Exercise instructions —
What lines of the material below include the string "digit"? Copy all of them.
+++ Materials provided +++
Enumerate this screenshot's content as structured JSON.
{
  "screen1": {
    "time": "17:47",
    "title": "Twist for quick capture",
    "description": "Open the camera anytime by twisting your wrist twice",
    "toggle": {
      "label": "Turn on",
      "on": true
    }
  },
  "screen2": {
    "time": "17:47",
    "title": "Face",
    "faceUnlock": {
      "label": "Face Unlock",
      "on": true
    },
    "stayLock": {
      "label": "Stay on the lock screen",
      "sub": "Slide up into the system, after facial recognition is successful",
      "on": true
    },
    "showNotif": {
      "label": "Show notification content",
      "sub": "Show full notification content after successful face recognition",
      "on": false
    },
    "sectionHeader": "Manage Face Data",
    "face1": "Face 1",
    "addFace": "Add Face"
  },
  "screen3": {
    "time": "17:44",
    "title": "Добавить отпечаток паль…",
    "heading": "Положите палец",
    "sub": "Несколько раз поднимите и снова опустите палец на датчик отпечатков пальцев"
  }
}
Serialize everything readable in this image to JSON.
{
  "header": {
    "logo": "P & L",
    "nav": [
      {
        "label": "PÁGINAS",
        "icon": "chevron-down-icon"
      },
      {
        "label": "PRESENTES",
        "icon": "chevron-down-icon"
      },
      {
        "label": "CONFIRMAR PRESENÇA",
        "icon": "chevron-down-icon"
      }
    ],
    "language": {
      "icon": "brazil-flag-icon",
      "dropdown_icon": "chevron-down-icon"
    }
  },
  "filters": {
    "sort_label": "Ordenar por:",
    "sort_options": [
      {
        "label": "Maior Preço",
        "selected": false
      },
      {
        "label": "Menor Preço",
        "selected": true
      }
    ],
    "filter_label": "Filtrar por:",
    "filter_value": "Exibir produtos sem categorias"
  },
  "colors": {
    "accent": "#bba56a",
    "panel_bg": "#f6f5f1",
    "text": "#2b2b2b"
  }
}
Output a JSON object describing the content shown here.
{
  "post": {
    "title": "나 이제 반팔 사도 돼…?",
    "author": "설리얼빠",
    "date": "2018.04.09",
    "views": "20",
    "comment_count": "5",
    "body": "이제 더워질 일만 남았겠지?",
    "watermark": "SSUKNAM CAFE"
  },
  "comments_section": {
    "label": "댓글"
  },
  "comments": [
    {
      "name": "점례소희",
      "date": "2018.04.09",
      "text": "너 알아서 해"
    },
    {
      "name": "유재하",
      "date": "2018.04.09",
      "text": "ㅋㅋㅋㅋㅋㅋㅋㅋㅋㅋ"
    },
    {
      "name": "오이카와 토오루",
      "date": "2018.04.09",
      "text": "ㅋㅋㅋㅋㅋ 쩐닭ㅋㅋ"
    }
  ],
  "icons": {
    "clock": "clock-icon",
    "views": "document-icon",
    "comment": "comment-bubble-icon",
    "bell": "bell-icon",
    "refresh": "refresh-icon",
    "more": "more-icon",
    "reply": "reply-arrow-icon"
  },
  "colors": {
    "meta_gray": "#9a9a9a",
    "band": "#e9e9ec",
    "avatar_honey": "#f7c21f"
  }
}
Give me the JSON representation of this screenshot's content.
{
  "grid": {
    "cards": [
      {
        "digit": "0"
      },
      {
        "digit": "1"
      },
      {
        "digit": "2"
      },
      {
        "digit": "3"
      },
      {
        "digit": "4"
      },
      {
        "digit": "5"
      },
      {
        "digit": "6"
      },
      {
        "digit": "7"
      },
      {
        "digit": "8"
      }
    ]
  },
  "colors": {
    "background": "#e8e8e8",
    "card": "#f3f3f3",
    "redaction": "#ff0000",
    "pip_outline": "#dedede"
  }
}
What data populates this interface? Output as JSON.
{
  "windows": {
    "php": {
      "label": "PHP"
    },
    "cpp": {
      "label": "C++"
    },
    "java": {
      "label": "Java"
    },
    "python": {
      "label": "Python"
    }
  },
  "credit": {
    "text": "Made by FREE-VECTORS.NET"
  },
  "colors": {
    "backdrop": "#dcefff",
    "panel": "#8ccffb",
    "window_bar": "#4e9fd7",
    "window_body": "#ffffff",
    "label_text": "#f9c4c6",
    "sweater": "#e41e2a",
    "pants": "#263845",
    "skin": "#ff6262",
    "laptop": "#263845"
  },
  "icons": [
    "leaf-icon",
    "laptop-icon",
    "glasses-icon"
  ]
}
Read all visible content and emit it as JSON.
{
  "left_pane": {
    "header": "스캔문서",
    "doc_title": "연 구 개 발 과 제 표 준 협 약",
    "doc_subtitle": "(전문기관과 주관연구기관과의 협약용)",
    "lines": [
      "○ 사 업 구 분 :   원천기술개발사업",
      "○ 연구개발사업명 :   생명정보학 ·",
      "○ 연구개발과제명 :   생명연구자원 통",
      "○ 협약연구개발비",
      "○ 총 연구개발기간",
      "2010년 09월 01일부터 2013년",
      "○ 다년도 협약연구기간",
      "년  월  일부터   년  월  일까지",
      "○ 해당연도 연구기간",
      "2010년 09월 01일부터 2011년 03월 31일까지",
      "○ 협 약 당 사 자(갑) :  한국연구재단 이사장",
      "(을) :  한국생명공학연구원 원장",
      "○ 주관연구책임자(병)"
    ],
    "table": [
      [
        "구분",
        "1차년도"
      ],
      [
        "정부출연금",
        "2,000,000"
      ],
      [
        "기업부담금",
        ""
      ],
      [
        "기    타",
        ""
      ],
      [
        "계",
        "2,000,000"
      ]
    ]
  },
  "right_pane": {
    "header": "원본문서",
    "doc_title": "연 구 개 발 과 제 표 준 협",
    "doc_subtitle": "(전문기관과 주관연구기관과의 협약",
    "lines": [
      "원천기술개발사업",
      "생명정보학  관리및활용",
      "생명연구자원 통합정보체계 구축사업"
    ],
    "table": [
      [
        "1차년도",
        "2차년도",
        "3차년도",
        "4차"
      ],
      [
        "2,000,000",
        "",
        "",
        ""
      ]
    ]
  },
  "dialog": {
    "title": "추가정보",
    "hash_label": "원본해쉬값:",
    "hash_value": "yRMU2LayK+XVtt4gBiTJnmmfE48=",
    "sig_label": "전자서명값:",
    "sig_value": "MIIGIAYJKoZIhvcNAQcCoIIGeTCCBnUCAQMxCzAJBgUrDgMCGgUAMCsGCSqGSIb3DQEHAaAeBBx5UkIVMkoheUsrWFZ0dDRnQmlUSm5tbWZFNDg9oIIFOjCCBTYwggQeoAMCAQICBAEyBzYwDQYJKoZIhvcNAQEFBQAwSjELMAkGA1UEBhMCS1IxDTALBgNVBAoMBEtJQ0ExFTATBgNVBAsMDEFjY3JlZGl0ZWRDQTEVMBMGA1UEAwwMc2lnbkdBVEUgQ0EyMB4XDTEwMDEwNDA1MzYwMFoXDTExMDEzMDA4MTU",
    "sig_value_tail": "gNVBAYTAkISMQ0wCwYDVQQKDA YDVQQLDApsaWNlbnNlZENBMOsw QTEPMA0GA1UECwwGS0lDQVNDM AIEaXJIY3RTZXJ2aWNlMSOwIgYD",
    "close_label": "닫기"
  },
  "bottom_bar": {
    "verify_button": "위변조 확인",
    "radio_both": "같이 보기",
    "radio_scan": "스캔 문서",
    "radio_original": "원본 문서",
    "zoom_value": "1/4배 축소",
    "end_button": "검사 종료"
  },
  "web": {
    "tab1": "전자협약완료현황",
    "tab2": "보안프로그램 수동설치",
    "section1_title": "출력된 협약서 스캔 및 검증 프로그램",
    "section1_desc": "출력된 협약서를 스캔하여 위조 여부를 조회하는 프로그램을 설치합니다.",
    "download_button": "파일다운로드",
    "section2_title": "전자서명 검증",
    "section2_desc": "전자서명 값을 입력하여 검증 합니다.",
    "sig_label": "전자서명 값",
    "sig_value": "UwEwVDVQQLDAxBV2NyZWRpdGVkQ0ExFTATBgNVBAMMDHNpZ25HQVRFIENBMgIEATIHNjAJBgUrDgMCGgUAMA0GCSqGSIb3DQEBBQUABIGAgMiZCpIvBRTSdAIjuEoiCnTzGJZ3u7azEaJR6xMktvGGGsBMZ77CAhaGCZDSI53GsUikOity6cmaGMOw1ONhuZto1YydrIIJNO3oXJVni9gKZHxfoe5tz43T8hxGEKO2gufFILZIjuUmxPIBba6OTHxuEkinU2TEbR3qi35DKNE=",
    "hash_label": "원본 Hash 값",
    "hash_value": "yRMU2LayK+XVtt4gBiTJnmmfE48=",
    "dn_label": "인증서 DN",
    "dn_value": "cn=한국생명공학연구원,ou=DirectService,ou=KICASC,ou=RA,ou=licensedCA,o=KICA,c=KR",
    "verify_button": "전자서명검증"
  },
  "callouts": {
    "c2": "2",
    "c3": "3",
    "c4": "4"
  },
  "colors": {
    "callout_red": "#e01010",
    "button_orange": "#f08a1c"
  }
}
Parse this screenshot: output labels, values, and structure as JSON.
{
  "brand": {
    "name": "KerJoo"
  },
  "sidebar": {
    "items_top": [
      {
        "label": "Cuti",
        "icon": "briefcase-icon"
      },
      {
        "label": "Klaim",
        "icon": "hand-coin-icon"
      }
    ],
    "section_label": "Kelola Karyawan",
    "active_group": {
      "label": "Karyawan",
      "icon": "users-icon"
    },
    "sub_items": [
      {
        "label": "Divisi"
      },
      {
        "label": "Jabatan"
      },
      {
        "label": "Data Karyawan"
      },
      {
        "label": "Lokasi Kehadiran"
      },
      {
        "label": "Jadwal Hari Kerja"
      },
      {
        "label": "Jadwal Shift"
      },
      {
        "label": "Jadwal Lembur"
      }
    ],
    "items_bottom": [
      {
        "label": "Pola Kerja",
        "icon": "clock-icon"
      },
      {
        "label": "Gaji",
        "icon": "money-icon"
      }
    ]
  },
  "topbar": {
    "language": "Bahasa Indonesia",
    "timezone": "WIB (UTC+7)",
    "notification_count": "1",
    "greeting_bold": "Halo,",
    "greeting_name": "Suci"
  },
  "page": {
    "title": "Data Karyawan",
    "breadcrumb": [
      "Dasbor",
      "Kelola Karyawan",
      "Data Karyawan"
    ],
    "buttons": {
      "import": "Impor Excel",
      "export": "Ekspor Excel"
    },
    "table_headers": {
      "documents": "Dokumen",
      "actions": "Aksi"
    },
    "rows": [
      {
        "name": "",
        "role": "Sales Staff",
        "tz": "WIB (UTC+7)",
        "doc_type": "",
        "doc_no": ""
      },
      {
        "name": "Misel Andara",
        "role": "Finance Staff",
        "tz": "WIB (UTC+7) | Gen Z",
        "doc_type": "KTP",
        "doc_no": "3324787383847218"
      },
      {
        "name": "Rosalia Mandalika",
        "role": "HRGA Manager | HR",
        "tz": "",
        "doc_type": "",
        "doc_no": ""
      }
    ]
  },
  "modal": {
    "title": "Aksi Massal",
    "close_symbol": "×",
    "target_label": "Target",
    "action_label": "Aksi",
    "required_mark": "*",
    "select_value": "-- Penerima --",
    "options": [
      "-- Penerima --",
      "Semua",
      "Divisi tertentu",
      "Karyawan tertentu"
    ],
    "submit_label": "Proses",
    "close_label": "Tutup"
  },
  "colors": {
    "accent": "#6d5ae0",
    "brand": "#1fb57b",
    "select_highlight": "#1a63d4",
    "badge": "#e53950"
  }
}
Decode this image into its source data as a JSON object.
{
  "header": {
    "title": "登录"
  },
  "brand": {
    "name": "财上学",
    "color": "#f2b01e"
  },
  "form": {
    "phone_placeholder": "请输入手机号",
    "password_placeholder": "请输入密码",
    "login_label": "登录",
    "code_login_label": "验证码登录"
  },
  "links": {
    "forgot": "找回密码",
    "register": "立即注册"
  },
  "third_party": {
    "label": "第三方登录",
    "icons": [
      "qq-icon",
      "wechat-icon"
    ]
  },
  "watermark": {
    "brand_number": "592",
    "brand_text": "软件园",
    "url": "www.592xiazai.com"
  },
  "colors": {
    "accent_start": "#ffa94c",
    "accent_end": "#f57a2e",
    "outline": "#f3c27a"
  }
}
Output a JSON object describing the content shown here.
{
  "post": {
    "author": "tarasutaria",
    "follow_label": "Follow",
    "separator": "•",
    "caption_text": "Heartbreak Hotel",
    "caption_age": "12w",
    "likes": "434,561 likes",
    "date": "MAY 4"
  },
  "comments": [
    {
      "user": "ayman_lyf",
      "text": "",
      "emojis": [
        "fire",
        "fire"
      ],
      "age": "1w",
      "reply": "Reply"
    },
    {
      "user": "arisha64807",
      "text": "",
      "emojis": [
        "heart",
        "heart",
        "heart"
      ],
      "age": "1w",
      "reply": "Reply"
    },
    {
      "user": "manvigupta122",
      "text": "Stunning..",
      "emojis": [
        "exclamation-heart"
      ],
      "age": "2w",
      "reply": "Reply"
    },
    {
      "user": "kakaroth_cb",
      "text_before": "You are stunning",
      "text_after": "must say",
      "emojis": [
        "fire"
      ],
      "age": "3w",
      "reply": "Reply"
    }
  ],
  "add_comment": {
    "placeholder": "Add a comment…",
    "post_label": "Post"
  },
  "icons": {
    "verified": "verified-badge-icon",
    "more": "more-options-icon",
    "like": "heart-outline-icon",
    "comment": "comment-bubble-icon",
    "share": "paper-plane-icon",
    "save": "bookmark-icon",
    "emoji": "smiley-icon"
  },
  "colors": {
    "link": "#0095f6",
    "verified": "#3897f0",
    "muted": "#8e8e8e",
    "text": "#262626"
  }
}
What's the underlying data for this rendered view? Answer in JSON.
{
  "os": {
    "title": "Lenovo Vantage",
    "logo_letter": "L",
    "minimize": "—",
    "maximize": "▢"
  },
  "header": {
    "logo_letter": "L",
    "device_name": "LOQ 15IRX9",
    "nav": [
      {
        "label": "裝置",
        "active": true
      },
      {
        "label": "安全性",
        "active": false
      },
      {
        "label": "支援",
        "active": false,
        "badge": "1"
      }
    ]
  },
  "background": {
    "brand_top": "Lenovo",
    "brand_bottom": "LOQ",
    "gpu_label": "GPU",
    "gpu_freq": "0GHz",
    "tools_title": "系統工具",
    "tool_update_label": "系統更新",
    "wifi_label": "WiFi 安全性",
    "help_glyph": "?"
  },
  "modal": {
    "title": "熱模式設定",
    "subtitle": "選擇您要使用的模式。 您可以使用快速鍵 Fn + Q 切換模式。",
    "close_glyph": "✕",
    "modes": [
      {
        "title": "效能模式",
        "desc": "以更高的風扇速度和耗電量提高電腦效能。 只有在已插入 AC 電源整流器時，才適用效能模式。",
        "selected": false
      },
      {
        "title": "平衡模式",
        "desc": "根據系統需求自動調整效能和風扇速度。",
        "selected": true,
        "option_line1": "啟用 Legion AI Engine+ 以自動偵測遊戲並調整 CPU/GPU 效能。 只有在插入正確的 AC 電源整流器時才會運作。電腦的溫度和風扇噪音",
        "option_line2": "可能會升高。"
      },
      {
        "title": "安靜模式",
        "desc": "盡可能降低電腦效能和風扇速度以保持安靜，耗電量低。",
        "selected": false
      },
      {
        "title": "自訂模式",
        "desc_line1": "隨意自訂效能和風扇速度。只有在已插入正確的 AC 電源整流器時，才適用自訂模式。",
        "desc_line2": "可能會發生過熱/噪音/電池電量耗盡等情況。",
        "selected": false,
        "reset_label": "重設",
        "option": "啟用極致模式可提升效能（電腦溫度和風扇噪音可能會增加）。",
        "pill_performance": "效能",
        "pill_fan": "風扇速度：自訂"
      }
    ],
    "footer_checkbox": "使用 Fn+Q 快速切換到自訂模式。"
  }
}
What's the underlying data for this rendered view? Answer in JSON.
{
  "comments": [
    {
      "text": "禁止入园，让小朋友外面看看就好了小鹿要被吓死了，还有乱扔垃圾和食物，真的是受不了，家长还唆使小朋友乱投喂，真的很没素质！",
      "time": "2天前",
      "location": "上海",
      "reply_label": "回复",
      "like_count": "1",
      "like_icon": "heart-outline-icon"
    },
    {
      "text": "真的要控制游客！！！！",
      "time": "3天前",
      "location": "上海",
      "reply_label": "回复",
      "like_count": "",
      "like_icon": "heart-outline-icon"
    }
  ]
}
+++
Solution for this problem —
        "digit": "0"
        "digit": "1"
        "digit": "2"
        "digit": "3"
        "digit": "4"
        "digit": "5"
        "digit": "6"
        "digit": "7"
        "digit": "8"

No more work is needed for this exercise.